▶ **TASK GOAL**:
The answer must be the data, repeated exactly.

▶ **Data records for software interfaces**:
☆ ☆ ☆
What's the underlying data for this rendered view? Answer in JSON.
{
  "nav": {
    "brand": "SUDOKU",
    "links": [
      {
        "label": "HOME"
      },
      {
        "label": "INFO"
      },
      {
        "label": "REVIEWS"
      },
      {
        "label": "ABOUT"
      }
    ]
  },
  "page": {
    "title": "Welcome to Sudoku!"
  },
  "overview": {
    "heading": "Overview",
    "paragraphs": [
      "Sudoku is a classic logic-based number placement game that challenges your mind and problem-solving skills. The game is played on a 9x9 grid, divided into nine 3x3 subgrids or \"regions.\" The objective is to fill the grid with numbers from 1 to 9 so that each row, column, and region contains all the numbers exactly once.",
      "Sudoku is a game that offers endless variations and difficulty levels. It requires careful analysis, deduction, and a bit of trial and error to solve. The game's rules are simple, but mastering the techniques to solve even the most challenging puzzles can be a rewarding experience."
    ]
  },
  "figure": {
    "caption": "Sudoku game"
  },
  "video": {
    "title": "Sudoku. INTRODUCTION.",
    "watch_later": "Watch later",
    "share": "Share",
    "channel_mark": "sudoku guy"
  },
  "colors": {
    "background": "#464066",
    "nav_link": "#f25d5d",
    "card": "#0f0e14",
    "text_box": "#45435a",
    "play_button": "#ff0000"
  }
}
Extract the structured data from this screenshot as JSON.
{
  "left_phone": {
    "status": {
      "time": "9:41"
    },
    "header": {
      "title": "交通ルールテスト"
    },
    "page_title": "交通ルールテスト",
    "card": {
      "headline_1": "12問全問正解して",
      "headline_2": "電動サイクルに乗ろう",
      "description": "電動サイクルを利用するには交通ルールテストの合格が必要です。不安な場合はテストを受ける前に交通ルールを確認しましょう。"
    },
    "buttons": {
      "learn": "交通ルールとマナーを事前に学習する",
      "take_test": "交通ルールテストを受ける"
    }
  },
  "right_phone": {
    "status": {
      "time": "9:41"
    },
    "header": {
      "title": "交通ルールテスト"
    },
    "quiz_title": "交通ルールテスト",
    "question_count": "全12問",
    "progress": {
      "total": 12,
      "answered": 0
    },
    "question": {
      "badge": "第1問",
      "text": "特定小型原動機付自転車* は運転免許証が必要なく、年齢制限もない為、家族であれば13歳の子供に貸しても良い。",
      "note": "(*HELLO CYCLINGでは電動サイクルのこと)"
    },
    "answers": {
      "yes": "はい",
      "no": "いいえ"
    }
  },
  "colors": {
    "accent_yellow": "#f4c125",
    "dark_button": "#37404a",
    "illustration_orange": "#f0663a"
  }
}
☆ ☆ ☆
▶ **TASK ANSWER**:
What's the underlying data for this rendered view? Answer in JSON.
{
  "nav": {
    "brand": "SUDOKU",
    "links": [
      {
        "label": "HOME"
      },
      {
        "label": "INFO"
      },
      {
        "label": "REVIEWS"
      },
      {
        "label": "ABOUT"
      }
    ]
  },
  "page": {
    "title": "Welcome to Sudoku!"
  },
  "overview": {
    "heading": "Overview",
    "paragraphs": [
      "Sudoku is a classic logic-based number placement game that challenges your mind and problem-solving skills. The game is played on a 9x9 grid, divided into nine 3x3 subgrids or \"regions.\" The objective is to fill the grid with numbers from 1 to 9 so that each row, column, and region contains all the numbers exactly once.",
      "Sudoku is a game that offers endless variations and difficulty levels. It requires careful analysis, deduction, and a bit of trial and error to solve. The game's rules are simple, but mastering the techniques to solve even the most challenging puzzles can be a rewarding experience."
    ]
  },
  "figure": {
    "caption": "Sudoku game"
  },
  "video": {
    "title": "Sudoku. INTRODUCTION.",
    "watch_later": "Watch later",
    "share": "Share",
    "channel_mark": "sudoku guy"
  },
  "colors": {
    "background": "#464066",
    "nav_link": "#f25d5d",
    "card": "#0f0e14",
    "text_box": "#45435a",
    "play_button": "#ff0000"
  }
}
Extract the structured data from this screenshot as JSON.
{
  "left_phone": {
    "status": {
      "time": "9:41"
    },
    "header": {
      "title": "交通ルールテスト"
    },
    "page_title": "交通ルールテスト",
    "card": {
      "headline_1": "12問全問正解して",
      "headline_2": "電動サイクルに乗ろう",
      "description": "電動サイクルを利用するには交通ルールテストの合格が必要です。不安な場合はテストを受ける前に交通ルールを確認しましょう。"
    },
    "buttons": {
      "learn": "交通ルールとマナーを事前に学習する",
      "take_test": "交通ルールテストを受ける"
    }
  },
  "right_phone": {
    "status": {
      "time": "9:41"
    },
    "header": {
      "title": "交通ルールテスト"
    },
    "quiz_title": "交通ルールテスト",
    "question_count": "全12問",
    "progress": {
      "total": 12,
      "answered": 0
    },
    "question": {
      "badge": "第1問",
      "text": "特定小型原動機付自転車* は運転免許証が必要なく、年齢制限もない為、家族であれば13歳の子供に貸しても良い。",
      "note": "(*HELLO CYCLINGでは電動サイクルのこと)"
    },
    "answers": {
      "yes": "はい",
      "no": "いいえ"
    }
  },
  "colors": {
    "accent_yellow": "#f4c125",
    "dark_button": "#37404a",
    "illustration_orange": "#f0663a"
  }
}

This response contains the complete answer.